About this task:
Set down every record once more, exactly as given.

Data for review:
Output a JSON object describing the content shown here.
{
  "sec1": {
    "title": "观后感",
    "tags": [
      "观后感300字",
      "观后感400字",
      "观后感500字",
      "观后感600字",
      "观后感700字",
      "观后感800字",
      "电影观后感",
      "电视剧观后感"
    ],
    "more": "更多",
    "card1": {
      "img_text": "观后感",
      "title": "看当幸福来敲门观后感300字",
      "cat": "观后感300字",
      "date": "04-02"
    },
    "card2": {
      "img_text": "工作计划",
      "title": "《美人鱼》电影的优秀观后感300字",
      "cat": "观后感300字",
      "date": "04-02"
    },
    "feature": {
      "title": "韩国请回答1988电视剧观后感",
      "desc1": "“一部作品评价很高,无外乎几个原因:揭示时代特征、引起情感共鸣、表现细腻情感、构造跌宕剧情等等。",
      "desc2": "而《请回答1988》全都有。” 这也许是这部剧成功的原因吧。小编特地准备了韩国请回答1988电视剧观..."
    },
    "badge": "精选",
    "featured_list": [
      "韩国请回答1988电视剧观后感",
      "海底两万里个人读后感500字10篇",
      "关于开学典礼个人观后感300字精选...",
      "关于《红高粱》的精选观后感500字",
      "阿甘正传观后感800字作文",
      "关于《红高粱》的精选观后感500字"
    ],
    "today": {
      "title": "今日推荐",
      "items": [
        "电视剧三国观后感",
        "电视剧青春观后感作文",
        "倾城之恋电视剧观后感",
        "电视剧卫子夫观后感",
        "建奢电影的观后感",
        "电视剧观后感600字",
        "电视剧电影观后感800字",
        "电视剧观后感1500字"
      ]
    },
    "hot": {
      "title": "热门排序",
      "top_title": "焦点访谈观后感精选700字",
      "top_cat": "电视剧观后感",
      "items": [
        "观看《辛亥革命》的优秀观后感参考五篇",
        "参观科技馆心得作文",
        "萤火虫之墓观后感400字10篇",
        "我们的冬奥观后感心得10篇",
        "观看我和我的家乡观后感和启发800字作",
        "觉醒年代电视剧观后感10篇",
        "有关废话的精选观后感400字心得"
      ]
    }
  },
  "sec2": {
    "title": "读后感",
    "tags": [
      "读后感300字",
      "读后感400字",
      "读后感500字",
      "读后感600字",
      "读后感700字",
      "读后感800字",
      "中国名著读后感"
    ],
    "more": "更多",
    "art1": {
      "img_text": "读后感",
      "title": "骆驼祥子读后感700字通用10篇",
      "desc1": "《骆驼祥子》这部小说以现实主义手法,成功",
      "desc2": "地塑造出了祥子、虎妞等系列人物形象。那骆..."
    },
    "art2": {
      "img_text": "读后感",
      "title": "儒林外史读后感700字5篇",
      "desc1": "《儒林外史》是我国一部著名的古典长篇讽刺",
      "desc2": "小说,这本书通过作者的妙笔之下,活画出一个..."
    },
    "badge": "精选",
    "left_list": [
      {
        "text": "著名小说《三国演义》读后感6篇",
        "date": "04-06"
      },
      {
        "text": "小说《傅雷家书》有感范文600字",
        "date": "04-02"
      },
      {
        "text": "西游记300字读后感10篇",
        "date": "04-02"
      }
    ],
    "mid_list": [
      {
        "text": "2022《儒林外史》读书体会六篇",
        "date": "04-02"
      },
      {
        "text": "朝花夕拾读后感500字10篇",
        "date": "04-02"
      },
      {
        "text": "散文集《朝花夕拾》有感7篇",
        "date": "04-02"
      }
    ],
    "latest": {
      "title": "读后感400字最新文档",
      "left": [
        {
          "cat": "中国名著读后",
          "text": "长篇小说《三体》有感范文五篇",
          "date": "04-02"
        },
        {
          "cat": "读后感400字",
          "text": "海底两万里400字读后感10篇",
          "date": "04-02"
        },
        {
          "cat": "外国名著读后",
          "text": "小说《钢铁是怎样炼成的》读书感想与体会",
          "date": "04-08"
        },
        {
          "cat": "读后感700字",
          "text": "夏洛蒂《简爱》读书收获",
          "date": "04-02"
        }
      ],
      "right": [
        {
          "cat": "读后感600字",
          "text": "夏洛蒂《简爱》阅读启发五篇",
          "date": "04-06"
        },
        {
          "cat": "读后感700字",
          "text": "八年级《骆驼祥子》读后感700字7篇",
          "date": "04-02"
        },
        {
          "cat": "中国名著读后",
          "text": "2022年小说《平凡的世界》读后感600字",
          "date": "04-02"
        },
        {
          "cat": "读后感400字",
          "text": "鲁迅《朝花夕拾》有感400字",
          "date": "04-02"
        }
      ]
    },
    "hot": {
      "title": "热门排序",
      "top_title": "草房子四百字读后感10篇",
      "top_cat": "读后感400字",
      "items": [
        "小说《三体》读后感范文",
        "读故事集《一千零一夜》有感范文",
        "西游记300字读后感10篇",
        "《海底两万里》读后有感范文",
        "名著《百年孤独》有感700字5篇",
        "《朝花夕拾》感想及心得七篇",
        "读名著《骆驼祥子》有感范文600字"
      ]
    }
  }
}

Exercise solution:
Output a JSON object describing the content shown here.
{
  "sec1": {
    "title": "观后感",
    "tags": [
      "观后感300字",
      "观后感400字",
      "观后感500字",
      "观后感600字",
      "观后感700字",
      "观后感800字",
      "电影观后感",
      "电视剧观后感"
    ],
    "more": "更多",
    "card1": {
      "img_text": "观后感",
      "title": "看当幸福来敲门观后感300字",
      "cat": "观后感300字",
      "date": "04-02"
    },
    "card2": {
      "img_text": "工作计划",
      "title": "《美人鱼》电影的优秀观后感300字",
      "cat": "观后感300字",
      "date": "04-02"
    },
    "feature": {
      "title": "韩国请回答1988电视剧观后感",
      "desc1": "“一部作品评价很高,无外乎几个原因:揭示时代特征、引起情感共鸣、表现细腻情感、构造跌宕剧情等等。",
      "desc2": "而《请回答1988》全都有。” 这也许是这部剧成功的原因吧。小编特地准备了韩国请回答1988电视剧观..."
    },
    "badge": "精选",
    "featured_list": [
      "韩国请回答1988电视剧观后感",
      "海底两万里个人读后感500字10篇",
      "关于开学典礼个人观后感300字精选...",
      "关于《红高粱》的精选观后感500字",
      "阿甘正传观后感800字作文",
      "关于《红高粱》的精选观后感500字"
    ],
    "today": {
      "title": "今日推荐",
      "items": [
        "电视剧三国观后感",
        "电视剧青春观后感作文",
        "倾城之恋电视剧观后感",
        "电视剧卫子夫观后感",
        "建奢电影的观后感",
        "电视剧观后感600字",
        "电视剧电影观后感800字",
        "电视剧观后感1500字"
      ]
    },
    "hot": {
      "title": "热门排序",
      "top_title": "焦点访谈观后感精选700字",
      "top_cat": "电视剧观后感",
      "items": [
        "观看《辛亥革命》的优秀观后感参考五篇",
        "参观科技馆心得作文",
        "萤火虫之墓观后感400字10篇",
        "我们的冬奥观后感心得10篇",
        "观看我和我的家乡观后感和启发800字作",
        "觉醒年代电视剧观后感10篇",
        "有关废话的精选观后感400字心得"
      ]
    }
  },
  "sec2": {
    "title": "读后感",
    "tags": [
      "读后感300字",
      "读后感400字",
      "读后感500字",
      "读后感600字",
      "读后感700字",
      "读后感800字",
      "中国名著读后感"
    ],
    "more": "更多",
    "art1": {
      "img_text": "读后感",
      "title": "骆驼祥子读后感700字通用10篇",
      "desc1": "《骆驼祥子》这部小说以现实主义手法,成功",
      "desc2": "地塑造出了祥子、虎妞等系列人物形象。那骆..."
    },
    "art2": {
      "img_text": "读后感",
      "title": "儒林外史读后感700字5篇",
      "desc1": "《儒林外史》是我国一部著名的古典长篇讽刺",
      "desc2": "小说,这本书通过作者的妙笔之下,活画出一个..."
    },
    "badge": "精选",
    "left_list": [
      {
        "text": "著名小说《三国演义》读后感6篇",
        "date": "04-06"
      },
      {
        "text": "小说《傅雷家书》有感范文600字",
        "date": "04-02"
      },
      {
        "text": "西游记300字读后感10篇",
        "date": "04-02"
      }
    ],
    "mid_list": [
      {
        "text": "2022《儒林外史》读书体会六篇",
        "date": "04-02"
      },
      {
        "text": "朝花夕拾读后感500字10篇",
        "date": "04-02"
      },
      {
        "text": "散文集《朝花夕拾》有感7篇",
        "date": "04-02"
      }
    ],
    "latest": {
      "title": "读后感400字最新文档",
      "left": [
        {
          "cat": "中国名著读后",
          "text": "长篇小说《三体》有感范文五篇",
          "date": "04-02"
        },
        {
          "cat": "读后感400字",
          "text": "海底两万里400字读后感10篇",
          "date": "04-02"
        },
        {
          "cat": "外国名著读后",
          "text": "小说《钢铁是怎样炼成的》读书感想与体会",
          "date": "04-08"
        },
        {
          "cat": "读后感700字",
          "text": "夏洛蒂《简爱》读书收获",
          "date": "04-02"
        }
      ],
      "right": [
        {
          "cat": "读后感600字",
          "text": "夏洛蒂《简爱》阅读启发五篇",
          "date": "04-06"
        },
        {
          "cat": "读后感700字",
          "text": "八年级《骆驼祥子》读后感700字7篇",
          "date": "04-02"
        },
        {
          "cat": "中国名著读后",
          "text": "2022年小说《平凡的世界》读后感600字",
          "date": "04-02"
        },
        {
          "cat": "读后感400字",
          "text": "鲁迅《朝花夕拾》有感400字",
          "date": "04-02"
        }
      ]
    },
    "hot": {
      "title": "热门排序",
      "top_title": "草房子四百字读后感10篇",
      "top_cat": "读后感400字",
      "items": [
        "小说《三体》读后感范文",
        "读故事集《一千零一夜》有感范文",
        "西游记300字读后感10篇",
        "《海底两万里》读后有感范文",
        "名著《百年孤独》有感700字5篇",
        "《朝花夕拾》感想及心得七篇",
        "读名著《骆驼祥子》有感范文600字"
      ]
    }
  }
}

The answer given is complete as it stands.